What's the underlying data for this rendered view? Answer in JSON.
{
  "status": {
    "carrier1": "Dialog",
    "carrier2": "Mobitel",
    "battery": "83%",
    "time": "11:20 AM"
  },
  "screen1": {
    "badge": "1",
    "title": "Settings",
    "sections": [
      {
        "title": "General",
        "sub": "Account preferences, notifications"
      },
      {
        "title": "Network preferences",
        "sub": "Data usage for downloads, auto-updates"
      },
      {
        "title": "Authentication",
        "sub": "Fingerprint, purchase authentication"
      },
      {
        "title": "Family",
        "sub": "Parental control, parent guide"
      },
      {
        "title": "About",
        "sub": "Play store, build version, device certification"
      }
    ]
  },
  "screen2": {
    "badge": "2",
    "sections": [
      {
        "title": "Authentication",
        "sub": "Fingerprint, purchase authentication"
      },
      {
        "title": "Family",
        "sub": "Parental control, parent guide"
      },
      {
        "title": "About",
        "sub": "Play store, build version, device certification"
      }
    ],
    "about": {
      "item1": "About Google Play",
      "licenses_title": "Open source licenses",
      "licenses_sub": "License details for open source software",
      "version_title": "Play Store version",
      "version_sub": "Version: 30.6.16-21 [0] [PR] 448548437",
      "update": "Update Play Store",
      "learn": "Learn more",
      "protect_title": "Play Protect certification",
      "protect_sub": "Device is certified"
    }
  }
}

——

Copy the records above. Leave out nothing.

RESPONSE –
What's the underlying data for this rendered view? Answer in JSON.
{
  "status": {
    "carrier1": "Dialog",
    "carrier2": "Mobitel",
    "battery": "83%",
    "time": "11:20 AM"
  },
  "screen1": {
    "badge": "1",
    "title": "Settings",
    "sections": [
      {
        "title": "General",
        "sub": "Account preferences, notifications"
      },
      {
        "title": "Network preferences",
        "sub": "Data usage for downloads, auto-updates"
      },
      {
        "title": "Authentication",
        "sub": "Fingerprint, purchase authentication"
      },
      {
        "title": "Family",
        "sub": "Parental control, parent guide"
      },
      {
        "title": "About",
        "sub": "Play store, build version, device certification"
      }
    ]
  },
  "screen2": {
    "badge": "2",
    "sections": [
      {
        "title": "Authentication",
        "sub": "Fingerprint, purchase authentication"
      },
      {
        "title": "Family",
        "sub": "Parental control, parent guide"
      },
      {
        "title": "About",
        "sub": "Play store, build version, device certification"
      }
    ],
    "about": {
      "item1": "About Google Play",
      "licenses_title": "Open source licenses",
      "licenses_sub": "License details for open source software",
      "version_title": "Play Store version",
      "version_sub": "Version: 30.6.16-21 [0] [PR] 448548437",
      "update": "Update Play Store",
      "learn": "Learn more",
      "protect_title": "Play Protect certification",
      "protect_sub": "Device is certified"
    }
  }
}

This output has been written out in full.